Only three days ago, we signed an MOU with the Swiss government to return $321m that was stolen from the country. This is the first time this country is actually looking at our problem from a realistic and pragmatic viewpoint. We are not talking of what we are going to achieve in two years or three years. We are talking about laying a solid foundation for a Nigeria that our children will be able to thrive. Unfortunately, the reform agenda is always longer than the political agenda. In many parts of the world, they plan for 10, 15, 20 years. Nobody plans for four years. When you look at our MTEF, we are talking about 2020 even though we know that there may be a change of administration depending on the outcome of the presidential election.
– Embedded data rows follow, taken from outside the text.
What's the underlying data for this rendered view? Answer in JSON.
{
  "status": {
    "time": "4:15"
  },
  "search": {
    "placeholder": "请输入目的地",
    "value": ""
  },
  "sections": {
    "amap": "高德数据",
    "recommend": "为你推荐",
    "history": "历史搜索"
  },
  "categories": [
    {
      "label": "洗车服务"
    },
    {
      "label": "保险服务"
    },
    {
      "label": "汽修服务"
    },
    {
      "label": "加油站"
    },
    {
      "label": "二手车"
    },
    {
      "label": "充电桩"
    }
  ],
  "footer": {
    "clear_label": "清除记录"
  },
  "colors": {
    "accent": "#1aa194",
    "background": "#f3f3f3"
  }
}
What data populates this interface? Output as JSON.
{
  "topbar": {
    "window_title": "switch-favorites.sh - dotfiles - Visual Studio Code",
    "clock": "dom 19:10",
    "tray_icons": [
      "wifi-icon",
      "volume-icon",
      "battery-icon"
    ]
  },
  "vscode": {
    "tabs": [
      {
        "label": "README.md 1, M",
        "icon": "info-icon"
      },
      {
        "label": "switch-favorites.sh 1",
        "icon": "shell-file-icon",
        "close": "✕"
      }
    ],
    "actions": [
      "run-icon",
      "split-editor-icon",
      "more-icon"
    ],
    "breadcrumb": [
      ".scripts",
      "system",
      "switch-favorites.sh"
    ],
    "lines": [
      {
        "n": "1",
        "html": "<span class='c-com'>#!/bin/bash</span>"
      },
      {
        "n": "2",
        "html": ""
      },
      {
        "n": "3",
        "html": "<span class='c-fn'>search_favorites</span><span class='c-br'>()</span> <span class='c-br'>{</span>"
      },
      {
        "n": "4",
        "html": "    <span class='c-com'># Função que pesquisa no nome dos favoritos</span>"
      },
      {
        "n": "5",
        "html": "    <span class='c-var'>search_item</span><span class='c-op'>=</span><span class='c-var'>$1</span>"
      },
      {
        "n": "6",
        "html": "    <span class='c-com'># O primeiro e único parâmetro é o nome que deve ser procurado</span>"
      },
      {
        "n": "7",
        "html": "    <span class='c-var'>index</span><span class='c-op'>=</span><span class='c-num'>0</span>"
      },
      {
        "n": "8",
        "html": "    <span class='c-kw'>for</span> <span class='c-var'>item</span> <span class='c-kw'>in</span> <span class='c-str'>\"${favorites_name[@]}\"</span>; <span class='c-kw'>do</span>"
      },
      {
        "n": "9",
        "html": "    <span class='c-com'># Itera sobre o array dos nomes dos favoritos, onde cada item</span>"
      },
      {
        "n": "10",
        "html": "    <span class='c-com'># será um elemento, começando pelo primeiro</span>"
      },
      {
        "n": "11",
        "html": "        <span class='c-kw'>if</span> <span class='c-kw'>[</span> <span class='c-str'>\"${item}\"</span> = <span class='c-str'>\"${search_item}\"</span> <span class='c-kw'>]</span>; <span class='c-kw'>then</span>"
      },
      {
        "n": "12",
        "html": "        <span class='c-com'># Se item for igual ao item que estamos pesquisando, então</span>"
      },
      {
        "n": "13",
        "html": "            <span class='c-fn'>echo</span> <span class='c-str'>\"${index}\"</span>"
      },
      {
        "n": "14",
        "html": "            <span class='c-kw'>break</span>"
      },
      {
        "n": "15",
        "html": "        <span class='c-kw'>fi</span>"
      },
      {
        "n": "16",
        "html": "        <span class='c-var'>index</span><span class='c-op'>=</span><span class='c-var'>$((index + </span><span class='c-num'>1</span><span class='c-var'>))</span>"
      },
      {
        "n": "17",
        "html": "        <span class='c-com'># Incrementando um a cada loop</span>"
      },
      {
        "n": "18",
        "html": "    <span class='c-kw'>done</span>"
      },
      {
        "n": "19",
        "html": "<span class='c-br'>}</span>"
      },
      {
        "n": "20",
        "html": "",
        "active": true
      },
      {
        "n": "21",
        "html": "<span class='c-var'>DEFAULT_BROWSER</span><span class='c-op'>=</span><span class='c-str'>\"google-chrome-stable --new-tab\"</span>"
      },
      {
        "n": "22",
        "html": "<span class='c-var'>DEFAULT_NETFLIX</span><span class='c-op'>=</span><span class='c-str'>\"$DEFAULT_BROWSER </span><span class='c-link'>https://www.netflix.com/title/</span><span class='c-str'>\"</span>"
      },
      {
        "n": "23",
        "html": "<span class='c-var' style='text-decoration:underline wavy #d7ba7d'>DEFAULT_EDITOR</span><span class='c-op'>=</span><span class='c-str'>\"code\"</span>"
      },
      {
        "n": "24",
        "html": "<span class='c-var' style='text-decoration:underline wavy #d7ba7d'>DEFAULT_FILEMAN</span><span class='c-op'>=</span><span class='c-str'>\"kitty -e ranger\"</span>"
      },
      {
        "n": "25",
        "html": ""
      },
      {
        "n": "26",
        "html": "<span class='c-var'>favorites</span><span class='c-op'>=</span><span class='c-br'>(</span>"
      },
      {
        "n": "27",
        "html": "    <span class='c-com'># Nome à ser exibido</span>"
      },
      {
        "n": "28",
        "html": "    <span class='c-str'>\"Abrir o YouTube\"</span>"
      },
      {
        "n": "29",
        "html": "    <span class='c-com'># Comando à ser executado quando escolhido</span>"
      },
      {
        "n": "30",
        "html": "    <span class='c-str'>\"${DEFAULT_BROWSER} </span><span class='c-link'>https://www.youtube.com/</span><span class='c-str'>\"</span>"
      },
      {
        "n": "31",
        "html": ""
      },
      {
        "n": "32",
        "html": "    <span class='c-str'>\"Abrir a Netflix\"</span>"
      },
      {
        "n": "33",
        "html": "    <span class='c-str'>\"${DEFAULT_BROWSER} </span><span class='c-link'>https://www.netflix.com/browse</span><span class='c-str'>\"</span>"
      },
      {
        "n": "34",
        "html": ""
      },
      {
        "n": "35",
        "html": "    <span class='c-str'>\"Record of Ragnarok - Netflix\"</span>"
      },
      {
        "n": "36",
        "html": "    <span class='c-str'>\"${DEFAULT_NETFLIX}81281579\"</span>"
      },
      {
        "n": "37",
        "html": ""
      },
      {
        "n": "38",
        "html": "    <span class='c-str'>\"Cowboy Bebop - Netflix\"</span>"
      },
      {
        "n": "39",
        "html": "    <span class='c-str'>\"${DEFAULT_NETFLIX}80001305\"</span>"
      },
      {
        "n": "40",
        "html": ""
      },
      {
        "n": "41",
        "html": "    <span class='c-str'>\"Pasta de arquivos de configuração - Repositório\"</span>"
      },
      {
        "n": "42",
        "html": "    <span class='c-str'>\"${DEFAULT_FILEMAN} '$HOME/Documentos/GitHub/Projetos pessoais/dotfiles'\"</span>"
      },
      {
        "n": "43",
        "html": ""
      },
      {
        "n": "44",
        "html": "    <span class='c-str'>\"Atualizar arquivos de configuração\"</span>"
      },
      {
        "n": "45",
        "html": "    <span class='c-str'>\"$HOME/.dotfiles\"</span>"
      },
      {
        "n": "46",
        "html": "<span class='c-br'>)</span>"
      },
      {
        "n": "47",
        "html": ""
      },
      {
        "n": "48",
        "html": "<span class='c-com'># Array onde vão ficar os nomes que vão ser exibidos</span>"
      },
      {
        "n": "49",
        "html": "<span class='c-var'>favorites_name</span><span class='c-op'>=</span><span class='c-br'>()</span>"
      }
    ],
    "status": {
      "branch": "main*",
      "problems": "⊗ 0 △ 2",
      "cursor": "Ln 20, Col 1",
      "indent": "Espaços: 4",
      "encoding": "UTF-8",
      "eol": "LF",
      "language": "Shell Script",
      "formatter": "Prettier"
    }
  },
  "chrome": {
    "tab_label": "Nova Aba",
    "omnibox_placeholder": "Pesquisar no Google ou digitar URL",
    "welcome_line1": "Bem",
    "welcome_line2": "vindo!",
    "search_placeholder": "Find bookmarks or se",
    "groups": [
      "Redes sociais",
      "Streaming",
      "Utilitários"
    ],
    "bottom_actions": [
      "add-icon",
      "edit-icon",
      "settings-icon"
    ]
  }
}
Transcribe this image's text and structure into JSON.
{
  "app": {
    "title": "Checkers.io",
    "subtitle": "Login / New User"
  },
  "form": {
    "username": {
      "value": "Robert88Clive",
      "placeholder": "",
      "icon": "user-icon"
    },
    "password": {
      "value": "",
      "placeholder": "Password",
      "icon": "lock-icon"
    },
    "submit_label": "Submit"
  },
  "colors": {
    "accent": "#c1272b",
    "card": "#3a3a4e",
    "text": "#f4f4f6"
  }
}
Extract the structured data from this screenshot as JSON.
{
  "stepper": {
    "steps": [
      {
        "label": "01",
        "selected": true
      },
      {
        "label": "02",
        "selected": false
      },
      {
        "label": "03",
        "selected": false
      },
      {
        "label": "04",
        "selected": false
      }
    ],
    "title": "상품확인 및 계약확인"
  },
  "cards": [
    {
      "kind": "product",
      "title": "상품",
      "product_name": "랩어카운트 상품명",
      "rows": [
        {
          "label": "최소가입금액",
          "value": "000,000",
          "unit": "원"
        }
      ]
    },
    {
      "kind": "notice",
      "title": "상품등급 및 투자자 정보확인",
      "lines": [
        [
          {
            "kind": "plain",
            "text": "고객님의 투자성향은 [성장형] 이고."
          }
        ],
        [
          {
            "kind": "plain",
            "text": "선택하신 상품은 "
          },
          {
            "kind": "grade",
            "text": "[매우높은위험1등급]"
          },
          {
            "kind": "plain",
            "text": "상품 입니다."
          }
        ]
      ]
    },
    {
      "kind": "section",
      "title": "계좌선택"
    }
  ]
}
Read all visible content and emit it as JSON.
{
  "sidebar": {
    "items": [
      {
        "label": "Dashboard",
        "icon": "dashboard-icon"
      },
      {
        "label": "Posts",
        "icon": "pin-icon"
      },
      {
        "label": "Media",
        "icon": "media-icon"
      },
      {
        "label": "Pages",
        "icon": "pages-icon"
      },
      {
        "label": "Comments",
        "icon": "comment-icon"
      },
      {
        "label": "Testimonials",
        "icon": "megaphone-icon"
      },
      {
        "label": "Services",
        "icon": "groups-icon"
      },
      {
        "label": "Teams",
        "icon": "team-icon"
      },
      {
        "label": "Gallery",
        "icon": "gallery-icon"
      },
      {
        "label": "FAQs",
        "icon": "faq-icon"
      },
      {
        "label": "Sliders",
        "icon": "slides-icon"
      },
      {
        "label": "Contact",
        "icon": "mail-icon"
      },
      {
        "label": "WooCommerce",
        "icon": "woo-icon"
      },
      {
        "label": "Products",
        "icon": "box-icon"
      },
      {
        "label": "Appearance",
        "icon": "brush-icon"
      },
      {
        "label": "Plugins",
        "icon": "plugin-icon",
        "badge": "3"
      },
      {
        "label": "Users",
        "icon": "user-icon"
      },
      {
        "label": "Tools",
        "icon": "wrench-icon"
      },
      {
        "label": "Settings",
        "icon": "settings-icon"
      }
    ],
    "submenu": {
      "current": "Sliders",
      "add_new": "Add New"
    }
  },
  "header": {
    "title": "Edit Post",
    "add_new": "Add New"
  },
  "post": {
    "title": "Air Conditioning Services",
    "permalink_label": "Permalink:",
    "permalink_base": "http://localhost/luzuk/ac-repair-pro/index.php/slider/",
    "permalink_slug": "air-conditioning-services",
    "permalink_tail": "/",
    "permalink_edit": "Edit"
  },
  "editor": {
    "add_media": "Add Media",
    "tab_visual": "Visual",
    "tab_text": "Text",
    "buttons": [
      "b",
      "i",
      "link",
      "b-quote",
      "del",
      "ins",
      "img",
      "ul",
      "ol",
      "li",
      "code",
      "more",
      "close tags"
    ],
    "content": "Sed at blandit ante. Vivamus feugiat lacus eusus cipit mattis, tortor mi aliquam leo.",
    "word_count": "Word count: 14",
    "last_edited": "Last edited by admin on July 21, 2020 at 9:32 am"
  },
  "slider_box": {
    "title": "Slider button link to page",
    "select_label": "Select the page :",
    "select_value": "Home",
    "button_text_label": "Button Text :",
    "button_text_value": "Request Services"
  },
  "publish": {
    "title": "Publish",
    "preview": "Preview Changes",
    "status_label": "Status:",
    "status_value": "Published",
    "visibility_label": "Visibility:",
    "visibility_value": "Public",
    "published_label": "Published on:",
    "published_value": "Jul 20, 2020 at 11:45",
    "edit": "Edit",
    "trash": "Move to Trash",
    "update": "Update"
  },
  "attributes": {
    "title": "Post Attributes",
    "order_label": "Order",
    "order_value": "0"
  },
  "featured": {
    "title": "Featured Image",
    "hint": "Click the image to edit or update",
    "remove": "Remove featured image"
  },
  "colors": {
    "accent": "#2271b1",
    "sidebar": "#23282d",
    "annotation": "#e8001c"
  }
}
But you do not think in the short term. Nigeria should never ever pray for PDP to come back.
When we negotiated with the Swiss government to return Abacha’s loot, they gave us some conditions. One of which is that we must identify what programme we want to use the money for and that the World Bank will supervise what we are using the money for. When we now argue that we are a sovereign country and that they can’t dictate to us how we are going to spend money that was stolen from our country and they are returning, they said ‘yes, but when we returned part of it to your country, you re-looted it under Jonathan;’ which is true.
You are the face of APC and the mouthpiece of the federal government. How do you feel when you say something and issue statements and people keep saying ‘It is a lie?
I have two burdens. The first is that I happen to be the face of the opposition and PDP has not forgiven me and they will never forgive me. I think they look at the magnitude of what has happened to them and they hold me solely responsible; which is not fair. But, I did my bit. Now becoming the face of government again, so it is automatic that whatever comes from Lai Mohammed, we must shoot it down as fake news and a li; unfortunately, my father gave me the name Lai also. So, it makes it very easy for them. But what I challenge them every time is please, give me one thing I said that is not true. Emotionally, you may not agree with me but in terms of facts and figures, I have never said anything which they can dispute. You don’t have to like it but you can’t deny that they are facts.
Are you not worried about the recent threats by the Niger Delta Avengers to return to the creeks and destroy oil installations?
Of course, we are very worried about it because if the avengers should start destroying our oil installations, it is going to bring the country back to its knees. And that is why we are appealing to them. We have not breached any agreement with them and we will rather appeal to them to understand that there is more to gain by all sides in engaging than in going back to the trenches. Even power has improved in the Niger Delta. Infrastructure has improved. Contractors can now go and work there. We are talking of University of Maritime Technology in the Niger Delta, Second Niger Bridge and East- West road. I think what they are fighting for will be achieved much more if there is peace and we will continue our engagements with them because it will not be in the interest of anybody to have crisis.